Design: Prospective study.
Setting: Neurosurgical intensive care unit. PATIENTS A total of 14 patients with severe head injury.
Interventions: Pharmacologic blood pressure manipulations using norepinephrine.
Measurements and main results: We assessed the magnitude of PtiO2 related to changes in cerebral perfusion pressure in 12 of the patients. We calculated in all the static rate of regulation, which is an index to describe the change of cerebrovascular resistance, using cerebral artery blood flow velocity in relation to changing cerebral perfusion pressure. Finally, we calculated the rate of change in PtiO2, which quantifies the percentage of change in PtiO2 divided by the percentage of change in cerebral perfusion pressure. It is a new marker for cerebral tissue oxygen regulation based on direct measurement of PtiO2. There was a plateau phase for the cerebral perfusion pressure-PtiO2 relation that was similar to the autoregulatory plateau seen in the relationship between cerebral perfusion pressure and cerebral artery blood flow velocity. The rate of change in PtiO2 demonstrated a significant correlation with the static rate of regulation (R = -.61, <.05). A decrease in intracranial pressure when arterial blood pressure increased from 70 to 90 mm Hg was strongly correlated with static rate of regulation (R =.79, <.001). CONCLUSIONS Cerebral tissue PO2 demonstrates a plateau phase similar to what is known about cerebral blood flow velocity, which suggests a close link between cerebral blood flow and oxygenation.
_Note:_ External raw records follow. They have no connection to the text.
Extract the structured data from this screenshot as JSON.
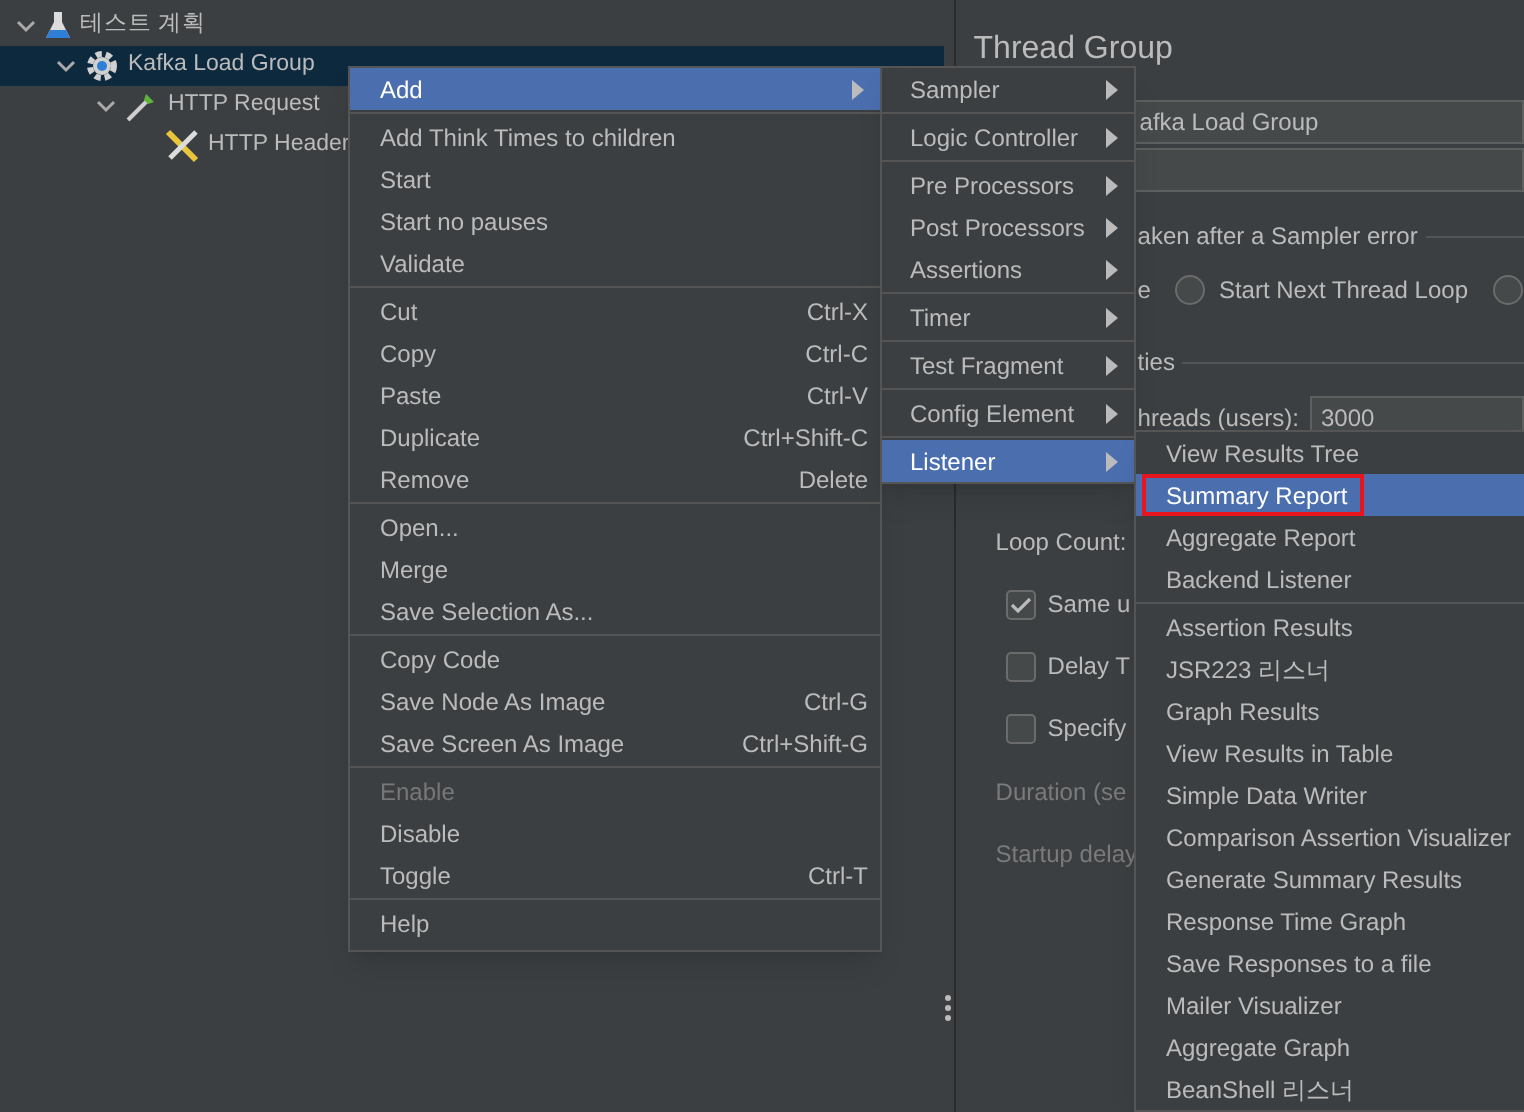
{
  "tree": {
    "items": [
      {
        "label": "테스트 계획",
        "expanded": true,
        "selected": false,
        "kind": "flask",
        "children": [
          {
            "label": "Kafka Load Group",
            "expanded": true,
            "selected": true,
            "kind": "gear",
            "children": [
              {
                "label": "HTTP Request",
                "expanded": true,
                "selected": false,
                "kind": "dropper",
                "children": [
                  {
                    "label": "HTTP Header",
                    "selected": false,
                    "kind": "tools"
                  }
                ]
              }
            ]
          }
        ]
      }
    ]
  },
  "panel": {
    "title": "Thread Group",
    "name_value": "afka Load Group",
    "error_legend": "aken after a Sampler error",
    "error_fragment": "e",
    "error_options": [
      {
        "label": "Start Next Thread Loop",
        "selected": false
      },
      {
        "selected": false
      }
    ],
    "properties_legend": "ties",
    "threads_label": "hreads (users):",
    "threads_value": "3000",
    "loop_label": "Loop Count:",
    "checks": [
      {
        "label": "Same u",
        "checked": true
      },
      {
        "label": "Delay T",
        "checked": false
      },
      {
        "label": "Specify",
        "checked": false
      }
    ],
    "disabled_labels": [
      "Duration (se",
      "Startup delay"
    ]
  },
  "context_menu": {
    "groups": [
      [
        {
          "label": "Add",
          "selected": true,
          "disabled": false,
          "submenu": true
        }
      ],
      [
        {
          "label": "Add Think Times to children",
          "selected": false,
          "disabled": false,
          "submenu": false
        },
        {
          "label": "Start",
          "selected": false,
          "disabled": false,
          "submenu": false
        },
        {
          "label": "Start no pauses",
          "selected": false,
          "disabled": false,
          "submenu": false
        },
        {
          "label": "Validate",
          "selected": false,
          "disabled": false,
          "submenu": false
        }
      ],
      [
        {
          "label": "Cut",
          "shortcut": "Ctrl-X",
          "selected": false,
          "disabled": false,
          "submenu": false
        },
        {
          "label": "Copy",
          "shortcut": "Ctrl-C",
          "selected": false,
          "disabled": false,
          "submenu": false
        },
        {
          "label": "Paste",
          "shortcut": "Ctrl-V",
          "selected": false,
          "disabled": false,
          "submenu": false
        },
        {
          "label": "Duplicate",
          "shortcut": "Ctrl+Shift-C",
          "selected": false,
          "disabled": false,
          "submenu": false
        },
        {
          "label": "Remove",
          "shortcut": "Delete",
          "selected": false,
          "disabled": false,
          "submenu": false
        }
      ],
      [
        {
          "label": "Open...",
          "selected": false,
          "disabled": false,
          "submenu": false
        },
        {
          "label": "Merge",
          "selected": false,
          "disabled": false,
          "submenu": false
        },
        {
          "label": "Save Selection As...",
          "selected": false,
          "disabled": false,
          "submenu": false
        }
      ],
      [
        {
          "label": "Copy Code",
          "selected": false,
          "disabled": false,
          "submenu": false
        },
        {
          "label": "Save Node As Image",
          "shortcut": "Ctrl-G",
          "selected": false,
          "disabled": false,
          "submenu": false
        },
        {
          "label": "Save Screen As Image",
          "shortcut": "Ctrl+Shift-G",
          "selected": false,
          "disabled": false,
          "submenu": false
        }
      ],
      [
        {
          "label": "Enable",
          "selected": false,
          "disabled": true,
          "submenu": false
        },
        {
          "label": "Disable",
          "selected": false,
          "disabled": false,
          "submenu": false
        },
        {
          "label": "Toggle",
          "shortcut": "Ctrl-T",
          "selected": false,
          "disabled": false,
          "submenu": false
        }
      ],
      [
        {
          "label": "Help",
          "selected": false,
          "disabled": false,
          "submenu": false
        }
      ]
    ]
  },
  "add_menu": {
    "groups": [
      [
        {
          "label": "Sampler",
          "selected": false
        }
      ],
      [
        {
          "label": "Logic Controller",
          "selected": false
        }
      ],
      [
        {
          "label": "Pre Processors",
          "selected": false
        },
        {
          "label": "Post Processors",
          "selected": false
        },
        {
          "label": "Assertions",
          "selected": false
        }
      ],
      [
        {
          "label": "Timer",
          "selected": false
        }
      ],
      [
        {
          "label": "Test Fragment",
          "selected": false
        }
      ],
      [
        {
          "label": "Config Element",
          "selected": false
        }
      ],
      [
        {
          "label": "Listener",
          "selected": true
        }
      ]
    ]
  },
  "listener_menu": {
    "groups": [
      [
        {
          "label": "View Results Tree",
          "selected": false,
          "outlined": false
        },
        {
          "label": "Summary Report",
          "selected": true,
          "outlined": true
        },
        {
          "label": "Aggregate Report",
          "selected": false,
          "outlined": false
        },
        {
          "label": "Backend Listener",
          "selected": false,
          "outlined": false
        }
      ],
      [
        {
          "label": "Assertion Results",
          "selected": false,
          "outlined": false
        },
        {
          "label": "JSR223 리스너",
          "selected": false,
          "outlined": false
        },
        {
          "label": "Graph Results",
          "selected": false,
          "outlined": false
        },
        {
          "label": "View Results in Table",
          "selected": false,
          "outlined": false
        },
        {
          "label": "Simple Data Writer",
          "selected": false,
          "outlined": false
        },
        {
          "label": "Comparison Assertion Visualizer",
          "selected": false,
          "outlined": false
        },
        {
          "label": "Generate Summary Results",
          "selected": false,
          "outlined": false
        },
        {
          "label": "Response Time Graph",
          "selected": false,
          "outlined": false
        },
        {
          "label": "Save Responses to a file",
          "selected": false,
          "outlined": false
        },
        {
          "label": "Mailer Visualizer",
          "selected": false,
          "outlined": false
        },
        {
          "label": "Aggregate Graph",
          "selected": false,
          "outlined": false
        },
        {
          "label": "BeanShell 리스너",
          "selected": false,
          "outlined": false
        }
      ]
    ]
  }
}
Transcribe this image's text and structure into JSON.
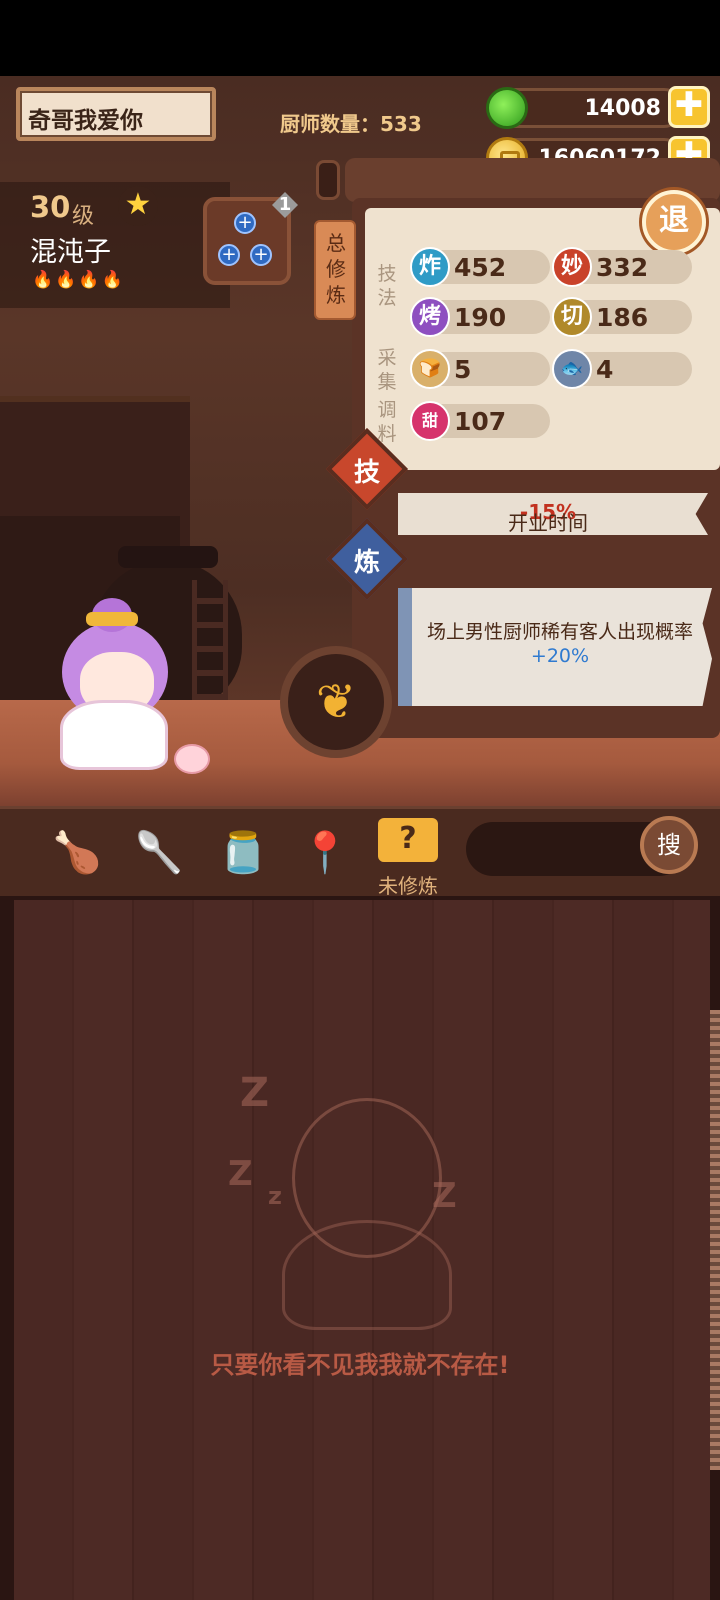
{
  "header": {
    "player_name": "奇哥我爱你",
    "chef_count_label": "厨师数量：",
    "chef_count_value": "533"
  },
  "currency": {
    "jade_amount": "14008",
    "coin_amount": "16060172",
    "plus_symbol": "✚"
  },
  "chef": {
    "level": "30",
    "level_unit": "级",
    "name": "混沌子",
    "flames": "🔥🔥🔥🔥",
    "equip_badge": "1"
  },
  "panel": {
    "side_tag": "总修炼",
    "exit_label": "退",
    "categories": {
      "technique": "技法",
      "gather": "采集",
      "season": "调料"
    },
    "stats": [
      {
        "icon": "炸",
        "value": "452",
        "color": "#2f9bc6"
      },
      {
        "icon": "妙",
        "value": "332",
        "color": "#c9422a"
      },
      {
        "icon": "烤",
        "value": "190",
        "color": "#8e4fc0"
      },
      {
        "icon": "切",
        "value": "186",
        "color": "#b0892a"
      },
      {
        "icon": "🍞",
        "value": "5",
        "color": "#d9b06a"
      },
      {
        "icon": "🐟",
        "value": "4",
        "color": "#6f86a8"
      },
      {
        "icon": "甜",
        "value": "107",
        "color": "#d6336c"
      }
    ]
  },
  "skill": {
    "tag": "技",
    "text_prefix": "开业时间",
    "text_value": "-15%"
  },
  "train": {
    "tag": "炼",
    "text_prefix": "场上男性厨师稀有客人出现概率",
    "text_value": "+20%"
  },
  "toolbar": {
    "icons": [
      "🍗",
      "🥄",
      "🫙",
      "📍"
    ],
    "active_icon": "?",
    "active_label": "未修炼",
    "search_label": "搜"
  },
  "empty_state": {
    "message": "只要你看不见我我就不存在!",
    "z_glyphs": [
      "Z",
      "Z",
      "z",
      "Z"
    ]
  },
  "colors": {
    "accent_gold": "#f7c42f",
    "text_brown": "#4a2a18",
    "warn_red": "#c2311f",
    "bonus_blue": "#2f7ad0"
  }
}
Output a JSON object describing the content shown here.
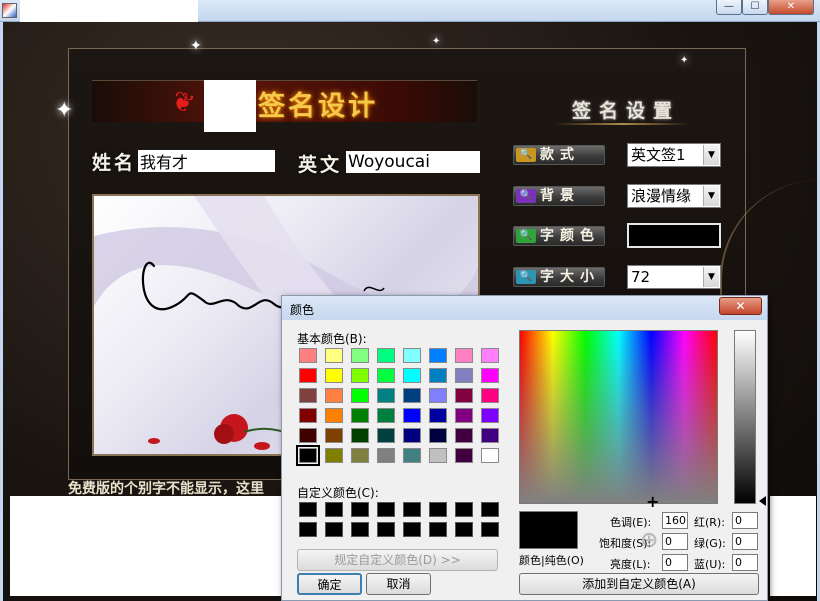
{
  "window": {
    "close_glyph": "✕",
    "min_glyph": "—",
    "max_glyph": "☐"
  },
  "app": {
    "title": "签名设计",
    "settings_title": "签名设置",
    "name_label": "姓名",
    "name_value": "我有才",
    "english_label": "英文",
    "english_value": "Woyoucai",
    "signature_text": "Woyoucai",
    "footer_note": "免费版的个别字不能显示，这里"
  },
  "settings": {
    "style_label": "款式",
    "style_value": "英文签1",
    "background_label": "背景",
    "background_value": "浪漫情缘",
    "color_label": "字颜色",
    "size_label": "字大小",
    "size_value": "72",
    "dropdown_arrow": "▼",
    "icon_glyph": "🔍"
  },
  "colors": {
    "current_font_color": "#000000",
    "accent_gold": "#f5c94a"
  },
  "color_dialog": {
    "title": "颜色",
    "close_glyph": "✕",
    "basic_colors_label": "基本颜色(B):",
    "custom_colors_label": "自定义颜色(C):",
    "define_custom_button": "规定自定义颜色(D) >>",
    "ok_button": "确定",
    "cancel_button": "取消",
    "add_custom_button": "添加到自定义颜色(A)",
    "solid_color_label": "颜色|纯色(O)",
    "hue_label": "色调(E):",
    "hue_value": "160",
    "saturation_label": "饱和度(S):",
    "saturation_value": "0",
    "luminance_label": "亮度(L):",
    "luminance_value": "0",
    "red_label": "红(R):",
    "red_value": "0",
    "green_label": "绿(G):",
    "green_value": "0",
    "blue_label": "蓝(U):",
    "blue_value": "0",
    "basic_colors": [
      "#ff8080",
      "#ffff80",
      "#80ff80",
      "#00ff80",
      "#80ffff",
      "#0080ff",
      "#ff80c0",
      "#ff80ff",
      "#ff0000",
      "#ffff00",
      "#80ff00",
      "#00ff40",
      "#00ffff",
      "#0080c0",
      "#8080c0",
      "#ff00ff",
      "#804040",
      "#ff8040",
      "#00ff00",
      "#008080",
      "#004080",
      "#8080ff",
      "#800040",
      "#ff0080",
      "#800000",
      "#ff8000",
      "#008000",
      "#008040",
      "#0000ff",
      "#0000a0",
      "#800080",
      "#8000ff",
      "#400000",
      "#804000",
      "#004000",
      "#004040",
      "#000080",
      "#000040",
      "#400040",
      "#400080",
      "#000000",
      "#808000",
      "#808040",
      "#808080",
      "#408080",
      "#c0c0c0",
      "#400040",
      "#ffffff"
    ]
  }
}
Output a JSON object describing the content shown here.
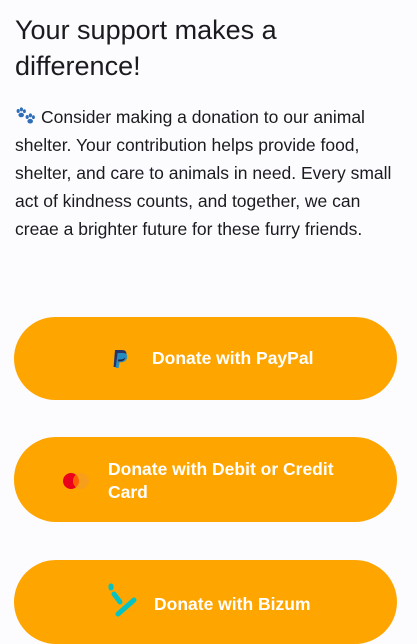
{
  "header": {
    "title": "Your support makes a difference!"
  },
  "intro": {
    "icon": "paw-prints-icon",
    "text": "Consider making a donation to our animal shelter. Your contribution helps provide food, shelter, and care to animals in need. Every small act of kindness counts, and together, we can creae a brighter future for these furry friends."
  },
  "donation_options": {
    "paypal": {
      "label": "Donate with PayPal",
      "icon": "paypal-icon"
    },
    "card": {
      "label": "Donate with Debit or Credit Card",
      "icon": "mastercard-icon"
    },
    "bizum": {
      "label": "Donate with Bizum",
      "icon": "bizum-icon"
    }
  },
  "colors": {
    "accent": "#ffa500",
    "background": "#fcfbfe",
    "text": "#1b1b1f",
    "button_text": "#ffffff"
  }
}
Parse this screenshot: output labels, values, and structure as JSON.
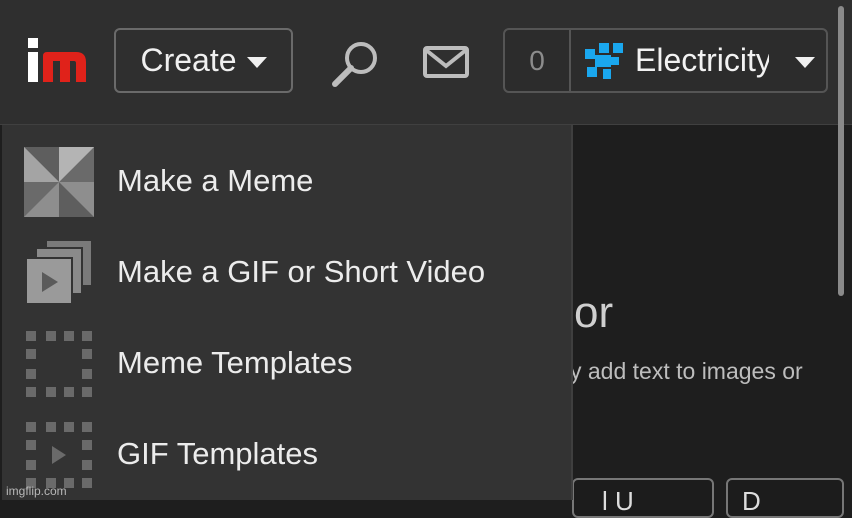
{
  "header": {
    "create_label": "Create",
    "points": "0",
    "username": "Electricity"
  },
  "menu": {
    "items": [
      {
        "label": "Make a Meme",
        "icon": "pinwheel-icon"
      },
      {
        "label": "Make a GIF or Short Video",
        "icon": "stacked-frames-icon"
      },
      {
        "label": "Meme Templates",
        "icon": "dotted-frame-icon"
      },
      {
        "label": "GIF Templates",
        "icon": "dotted-play-frame-icon"
      }
    ]
  },
  "background": {
    "heading_fragment": "or",
    "desc_fragment": "y add text to images or",
    "button_left_fragment": "l U",
    "button_right_fragment": "D"
  },
  "watermark": "imgflip.com",
  "colors": {
    "logo_red": "#e0221a",
    "avatar_blue": "#1aa7ee",
    "header_bg": "#2f2f2f",
    "menu_bg": "#333333"
  }
}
Static cerebral autoregulation is significantly correlated with cerebral tissue oxygen reactivity.